Are your slats fit for purpose?

Since the availability of the TAMS II (Targeted Agricultural Modernisation Scheme II) grant, construction and expansion has taken centre stage on many farms across the country.

However, many farmers have made modifications to existing farm buildings. In addition, slats located in these older sheds may not be up to the task asked of them – especially the older, single slats; newer slats are of a much higher quality.

Speaking at a recent farm buildings walk in Aughrim, Co. Galway, Teagasc’s Michael Donoghue explained that aged slats pose a serious health and safety hazard for both livestock and farmers.

Michael explained that slats may appear in good condition from the top. However, it is only when a slat is lifted that the true condition of the slat can be examined.

“Farmers looking at the top of a slat may think that it is A1 – it may look perfect. However, on closer inspection – on the underside – cracks may be seen all along the slat, with some of the concrete flaked off,” he explained.

“As the steel in slats becomes visible, the unit becomes weaker. Then – when the steel is exposed – rust begins to form and you can wave goodbye to the strength of the slat.

“Slats don’t live forever; they do have a lifespan. It’s difficult to say exactly how long slats last; however, we’re estimating a lifespan of approximately 25 years,” he added.

“A lot of it comes back to how the farmer has looked after the slats over their lifespan. If slurry was allowed to come up over slats over the years, this can also affect the strength of the slat,” he added.

Signs of excess wear:
  • Exposed steel;
  • Concrete in slurry;
  • Slats sag.

Farmers will have to lift slats to determine how safe they are and Michael outlined that this should be done with safety as a top priority.
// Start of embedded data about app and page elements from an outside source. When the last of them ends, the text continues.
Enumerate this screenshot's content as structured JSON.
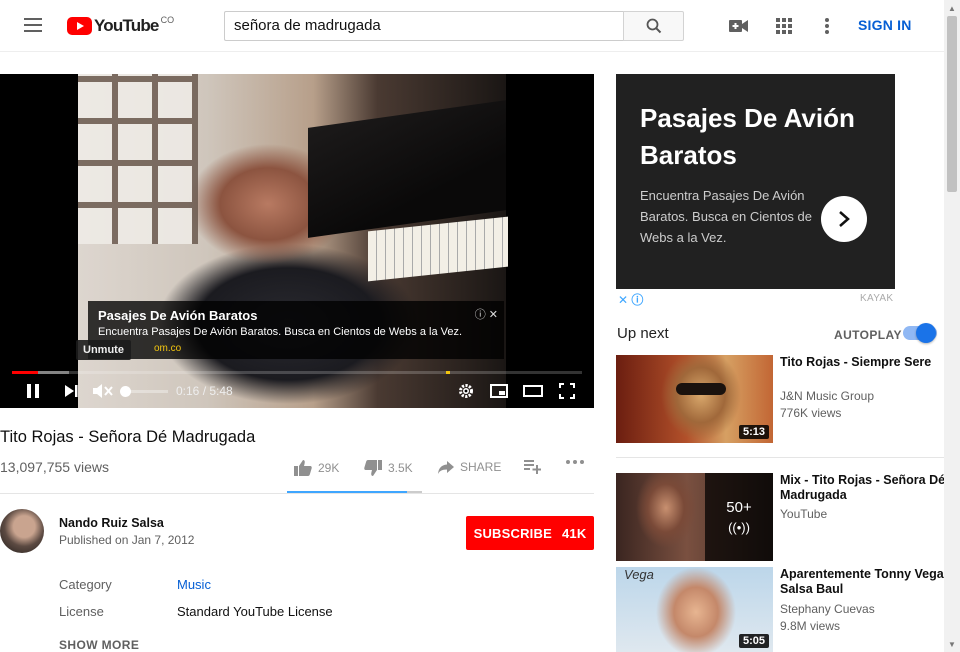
{
  "header": {
    "logo_text": "YouTube",
    "logo_country": "CO",
    "search_value": "señora de madrugada",
    "signin_label": "SIGN IN"
  },
  "player": {
    "ad_title": "Pasajes De Avión Baratos",
    "ad_desc": "Encuentra Pasajes De Avión Baratos. Busca en Cientos de Webs a la Vez.",
    "ad_url": "om.co",
    "tooltip": "Unmute",
    "time": "0:16 / 5:48",
    "progress_played": 0.045,
    "progress_loaded": 0.1,
    "volume_level": 0
  },
  "ad_card": {
    "title": "Pasajes De Avión Baratos",
    "desc": "Encuentra Pasajes De Avión Baratos. Busca en Cientos de Webs a la Vez.",
    "brand": "KAYAK"
  },
  "video": {
    "title": "Tito Rojas - Señora Dé Madrugada",
    "views": "13,097,755 views",
    "likes": "29K",
    "dislikes": "3.5K",
    "share_label": "SHARE",
    "like_ratio": 0.89,
    "channel": "Nando Ruiz Salsa",
    "published": "Published on Jan 7, 2012",
    "subscribe_label": "SUBSCRIBE",
    "subscribe_count": "41K",
    "meta": [
      {
        "key": "Category",
        "value": "Music"
      },
      {
        "key": "License",
        "value": "Standard YouTube License"
      }
    ],
    "show_more": "SHOW MORE"
  },
  "sidebar": {
    "up_next": "Up next",
    "autoplay": "AUTOPLAY",
    "autoplay_on": true,
    "items": [
      {
        "title": "Tito Rojas - Siempre Sere",
        "channel": "J&N Music Group",
        "views": "776K views",
        "duration": "5:13"
      },
      {
        "title": "Mix - Tito Rojas - Señora Dé Madrugada",
        "channel": "YouTube",
        "views": "",
        "duration": "",
        "mix_count": "50+"
      },
      {
        "title": "Aparentemente Tonny Vega Salsa Baul",
        "channel": "Stephany Cuevas",
        "views": "9.8M views",
        "duration": "5:05",
        "thumb_text": "Vega"
      }
    ]
  },
  "colors": {
    "brand_red": "#ff0000",
    "link_blue": "#065fd4",
    "ad_bg": "#212121"
  }
}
Slats are grant aided under TAMS II and now is the time of the year to replace them if needs be. For anyone that is replacing slats under TAMS, the labour involved in doing so can be claimed for.